Given records:
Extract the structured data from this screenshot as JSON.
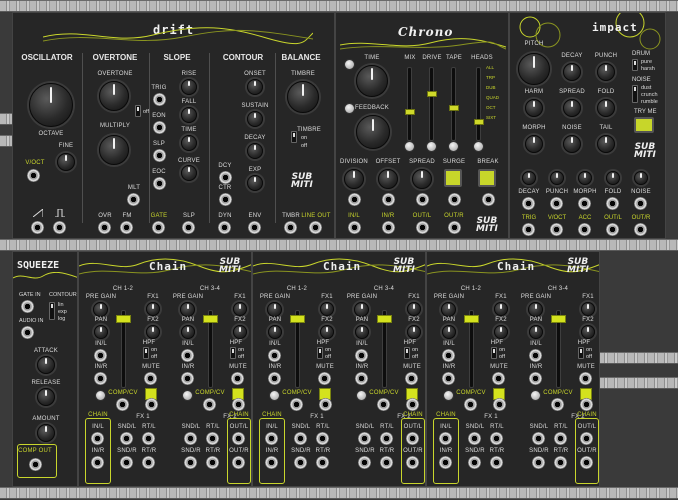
{
  "drift": {
    "title": "drift",
    "sections": [
      "OSCILLATOR",
      "OVERTONE",
      "SLOPE",
      "CONTOUR",
      "BALANCE"
    ],
    "knobs": {
      "octave": "OCTAVE",
      "fine": "FINE",
      "overtone": "OVERTONE",
      "multiply": "MULTIPLY",
      "rise": "RISE",
      "fall": "FALL",
      "time": "TIME",
      "curve": "CURVE",
      "onset": "ONSET",
      "sustain": "SUSTAIN",
      "decay": "DECAY",
      "exp": "EXP",
      "timbre": "TIMBRE"
    },
    "labels": {
      "voct": "V/OCT",
      "off": "off",
      "trig": "TRIG",
      "eon": "EON",
      "slp": "SLP",
      "eoc": "EOC",
      "mlt": "MLT",
      "dcy": "DCY",
      "ctr": "CTR",
      "timbre_sw": "TIMBRE",
      "on": "on",
      "off2": "off"
    },
    "bottom": [
      "OVR",
      "FM",
      "GATE",
      "SLP",
      "DYN",
      "ENV",
      "TMBR",
      "LINE OUT"
    ]
  },
  "chrono": {
    "title": "Chrono",
    "knobs": {
      "time": "TIME",
      "feedback": "FEEDBACK",
      "division": "DIVISION",
      "offset": "OFFSET",
      "spread": "SPREAD"
    },
    "faders": [
      "MIX",
      "DRIVE",
      "TAPE",
      "HEADS"
    ],
    "heads": [
      "ALL",
      "TRP",
      "DUB",
      "QUAD",
      "OCT",
      "SIXT"
    ],
    "buttons": {
      "surge": "SURGE",
      "break": "BREAK"
    },
    "bottom": [
      "IN/L",
      "IN/R",
      "OUT/L",
      "OUT/R"
    ]
  },
  "impact": {
    "title": "impact",
    "knobs": [
      "PITCH",
      "DECAY",
      "PUNCH",
      "HARM",
      "SPREAD",
      "FOLD",
      "MORPH",
      "NOISE",
      "TAIL"
    ],
    "drum": {
      "label": "DRUM",
      "options": [
        "pure",
        "harsh"
      ]
    },
    "noise": {
      "label": "NOISE",
      "options": [
        "dust",
        "crunch",
        "rumble"
      ]
    },
    "try_me": "TRY ME",
    "cv_row": [
      "DECAY",
      "PUNCH",
      "MORPH",
      "FOLD",
      "NOISE"
    ],
    "bottom": [
      "TRIG",
      "V/OCT",
      "ACC",
      "OUT/L",
      "OUT/R"
    ]
  },
  "squeeze": {
    "title": "SQUEEZE",
    "labels": {
      "gate_in": "GATE IN",
      "audio_in": "AUDIO IN",
      "contour": "CONTOUR",
      "lin": "lin",
      "exp": "exp",
      "log": "log",
      "attack": "ATTACK",
      "release": "RELEASE",
      "amount": "AMOUNT",
      "comp_out": "COMP OUT"
    }
  },
  "chain": {
    "title": "Chain",
    "channels": [
      {
        "name": "CH 1-2",
        "fx": "FX1",
        "fx_bus": "FX 1"
      },
      {
        "name": "CH 3-4",
        "fx": "FX1",
        "fx_bus": "FX 2"
      },
      {
        "name": "CH 1-2",
        "fx": "FX1",
        "fx_bus": "FX 1"
      },
      {
        "name": "CH 3-4",
        "fx": "FX1",
        "fx_bus": "FX 2"
      },
      {
        "name": "CH 1-2",
        "fx": "FX1",
        "fx_bus": "FX 1"
      },
      {
        "name": "CH 3-4",
        "fx": "FX1",
        "fx_bus": "FX 2"
      }
    ],
    "labels": {
      "pre_gain": "PRE GAIN",
      "pan": "PAN",
      "fx2": "FX2",
      "hpf": "HPF",
      "on": "on",
      "off": "off",
      "inl": "IN/L",
      "inr": "IN/R",
      "mute": "MUTE",
      "comp_cv": "COMP/CV",
      "chain": "CHAIN",
      "sndl": "SND/L",
      "sndr": "SND/R",
      "rtl": "RT/L",
      "rtr": "RT/R",
      "outl": "OUT/L",
      "outr": "OUT/R"
    }
  },
  "brand": {
    "line1": "SUB",
    "line2": "MITI"
  },
  "colors": {
    "accent": "#c9d62c",
    "panel": "#262626",
    "rail": "#b8b8b8"
  }
}
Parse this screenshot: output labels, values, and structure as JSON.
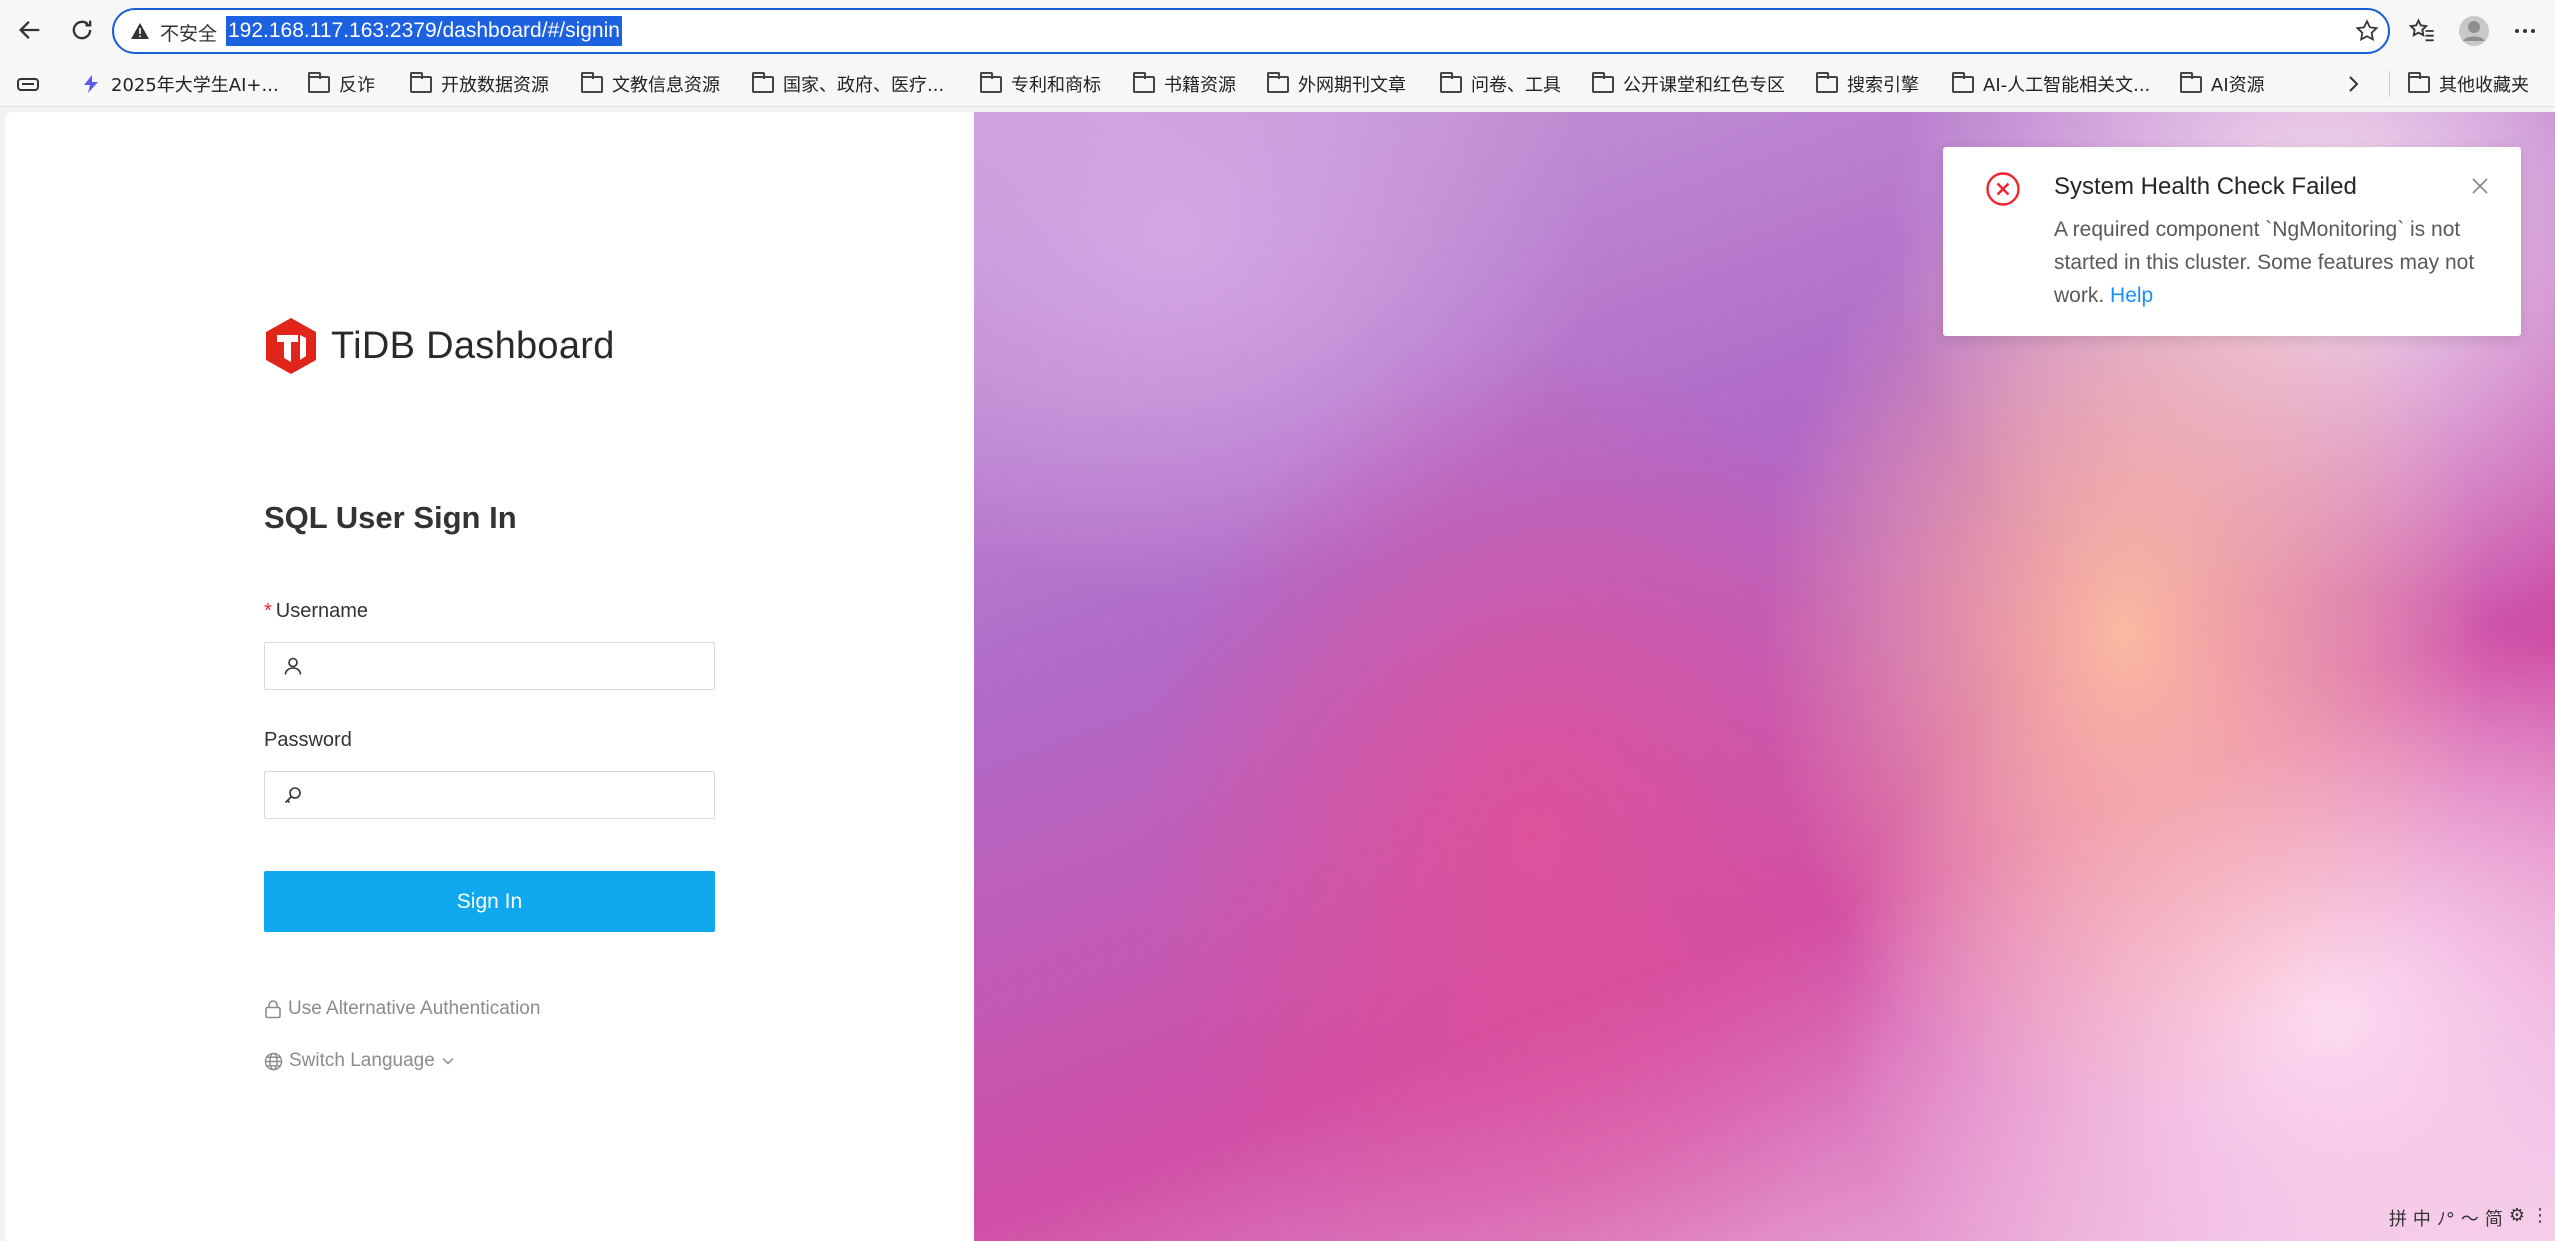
{
  "browser": {
    "security_label": "不安全",
    "url": "192.168.117.163:2379/dashboard/#/signin",
    "bookmarks": [
      {
        "label": "2025年大学生AI+..."
      },
      {
        "label": "反诈"
      },
      {
        "label": "开放数据资源"
      },
      {
        "label": "文教信息资源"
      },
      {
        "label": "国家、政府、医疗..."
      },
      {
        "label": "专利和商标"
      },
      {
        "label": "书籍资源"
      },
      {
        "label": "外网期刊文章"
      },
      {
        "label": "问卷、工具"
      },
      {
        "label": "公开课堂和红色专区"
      },
      {
        "label": "搜索引擎"
      },
      {
        "label": "AI-人工智能相关文..."
      },
      {
        "label": "AI资源"
      }
    ],
    "other_bookmarks": "其他收藏夹"
  },
  "signin": {
    "logo_text": "TiDB Dashboard",
    "title": "SQL User Sign In",
    "username_label": "Username",
    "username_required_mark": "*",
    "username_value": "",
    "password_label": "Password",
    "password_value": "",
    "submit_label": "Sign In",
    "alt_auth_label": "Use Alternative Authentication",
    "switch_language_label": "Switch Language"
  },
  "notification": {
    "title": "System Health Check Failed",
    "message": "A required component `NgMonitoring` is not started in this cluster. Some features may not work.",
    "link_label": "Help",
    "status_color": "#f5222d"
  },
  "ime_toolbar": [
    "拼",
    "中",
    "ﾉ°",
    "〜",
    "简",
    "⚙",
    "⋮"
  ],
  "colors": {
    "primary_button": "#0fa8ef",
    "brand_red": "#e1251b",
    "link": "#1890ff"
  }
}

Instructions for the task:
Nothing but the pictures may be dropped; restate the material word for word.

Output for this task:
Extract the structured data from this screenshot as JSON.
{
  "drift": {
    "title": "drift",
    "sections": [
      "OSCILLATOR",
      "OVERTONE",
      "SLOPE",
      "CONTOUR",
      "BALANCE"
    ],
    "knobs": {
      "octave": "OCTAVE",
      "fine": "FINE",
      "overtone": "OVERTONE",
      "multiply": "MULTIPLY",
      "rise": "RISE",
      "fall": "FALL",
      "time": "TIME",
      "curve": "CURVE",
      "onset": "ONSET",
      "sustain": "SUSTAIN",
      "decay": "DECAY",
      "exp": "EXP",
      "timbre": "TIMBRE"
    },
    "labels": {
      "voct": "V/OCT",
      "off": "off",
      "trig": "TRIG",
      "eon": "EON",
      "slp": "SLP",
      "eoc": "EOC",
      "mlt": "MLT",
      "dcy": "DCY",
      "ctr": "CTR",
      "timbre_sw": "TIMBRE",
      "on": "on",
      "off2": "off"
    },
    "bottom": [
      "OVR",
      "FM",
      "GATE",
      "SLP",
      "DYN",
      "ENV",
      "TMBR",
      "LINE OUT"
    ]
  },
  "chrono": {
    "title": "Chrono",
    "knobs": {
      "time": "TIME",
      "feedback": "FEEDBACK",
      "division": "DIVISION",
      "offset": "OFFSET",
      "spread": "SPREAD"
    },
    "faders": [
      "MIX",
      "DRIVE",
      "TAPE",
      "HEADS"
    ],
    "heads": [
      "ALL",
      "TRP",
      "DUB",
      "QUAD",
      "OCT",
      "SIXT"
    ],
    "buttons": {
      "surge": "SURGE",
      "break": "BREAK"
    },
    "bottom": [
      "IN/L",
      "IN/R",
      "OUT/L",
      "OUT/R"
    ]
  },
  "impact": {
    "title": "impact",
    "knobs": [
      "PITCH",
      "DECAY",
      "PUNCH",
      "HARM",
      "SPREAD",
      "FOLD",
      "MORPH",
      "NOISE",
      "TAIL"
    ],
    "drum": {
      "label": "DRUM",
      "options": [
        "pure",
        "harsh"
      ]
    },
    "noise": {
      "label": "NOISE",
      "options": [
        "dust",
        "crunch",
        "rumble"
      ]
    },
    "try_me": "TRY ME",
    "cv_row": [
      "DECAY",
      "PUNCH",
      "MORPH",
      "FOLD",
      "NOISE"
    ],
    "bottom": [
      "TRIG",
      "V/OCT",
      "ACC",
      "OUT/L",
      "OUT/R"
    ]
  },
  "squeeze": {
    "title": "SQUEEZE",
    "labels": {
      "gate_in": "GATE IN",
      "audio_in": "AUDIO IN",
      "contour": "CONTOUR",
      "lin": "lin",
      "exp": "exp",
      "log": "log",
      "attack": "ATTACK",
      "release": "RELEASE",
      "amount": "AMOUNT",
      "comp_out": "COMP OUT"
    }
  },
  "chain": {
    "title": "Chain",
    "channels": [
      {
        "name": "CH 1-2",
        "fx": "FX1",
        "fx_bus": "FX 1"
      },
      {
        "name": "CH 3-4",
        "fx": "FX1",
        "fx_bus": "FX 2"
      },
      {
        "name": "CH 1-2",
        "fx": "FX1",
        "fx_bus": "FX 1"
      },
      {
        "name": "CH 3-4",
        "fx": "FX1",
        "fx_bus": "FX 2"
      },
      {
        "name": "CH 1-2",
        "fx": "FX1",
        "fx_bus": "FX 1"
      },
      {
        "name": "CH 3-4",
        "fx": "FX1",
        "fx_bus": "FX 2"
      }
    ],
    "labels": {
      "pre_gain": "PRE GAIN",
      "pan": "PAN",
      "fx2": "FX2",
      "hpf": "HPF",
      "on": "on",
      "off": "off",
      "inl": "IN/L",
      "inr": "IN/R",
      "mute": "MUTE",
      "comp_cv": "COMP/CV",
      "chain": "CHAIN",
      "sndl": "SND/L",
      "sndr": "SND/R",
      "rtl": "RT/L",
      "rtr": "RT/R",
      "outl": "OUT/L",
      "outr": "OUT/R"
    }
  },
  "brand": {
    "line1": "SUB",
    "line2": "MITI"
  },
  "colors": {
    "accent": "#c9d62c",
    "panel": "#262626",
    "rail": "#b8b8b8"
  }
}
Parse this screenshot: output labels, values, and structure as JSON.
{
  "browser": {
    "security_label": "不安全",
    "url": "192.168.117.163:2379/dashboard/#/signin",
    "bookmarks": [
      {
        "label": "2025年大学生AI+..."
      },
      {
        "label": "反诈"
      },
      {
        "label": "开放数据资源"
      },
      {
        "label": "文教信息资源"
      },
      {
        "label": "国家、政府、医疗..."
      },
      {
        "label": "专利和商标"
      },
      {
        "label": "书籍资源"
      },
      {
        "label": "外网期刊文章"
      },
      {
        "label": "问卷、工具"
      },
      {
        "label": "公开课堂和红色专区"
      },
      {
        "label": "搜索引擎"
      },
      {
        "label": "AI-人工智能相关文..."
      },
      {
        "label": "AI资源"
      }
    ],
    "other_bookmarks": "其他收藏夹"
  },
  "signin": {
    "logo_text": "TiDB Dashboard",
    "title": "SQL User Sign In",
    "username_label": "Username",
    "username_required_mark": "*",
    "username_value": "",
    "password_label": "Password",
    "password_value": "",
    "submit_label": "Sign In",
    "alt_auth_label": "Use Alternative Authentication",
    "switch_language_label": "Switch Language"
  },
  "notification": {
    "title": "System Health Check Failed",
    "message": "A required component `NgMonitoring` is not started in this cluster. Some features may not work.",
    "link_label": "Help",
    "status_color": "#f5222d"
  },
  "ime_toolbar": [
    "拼",
    "中",
    "ﾉ°",
    "〜",
    "简",
    "⚙",
    "⋮"
  ],
  "colors": {
    "primary_button": "#0fa8ef",
    "brand_red": "#e1251b",
    "link": "#1890ff"
  }
}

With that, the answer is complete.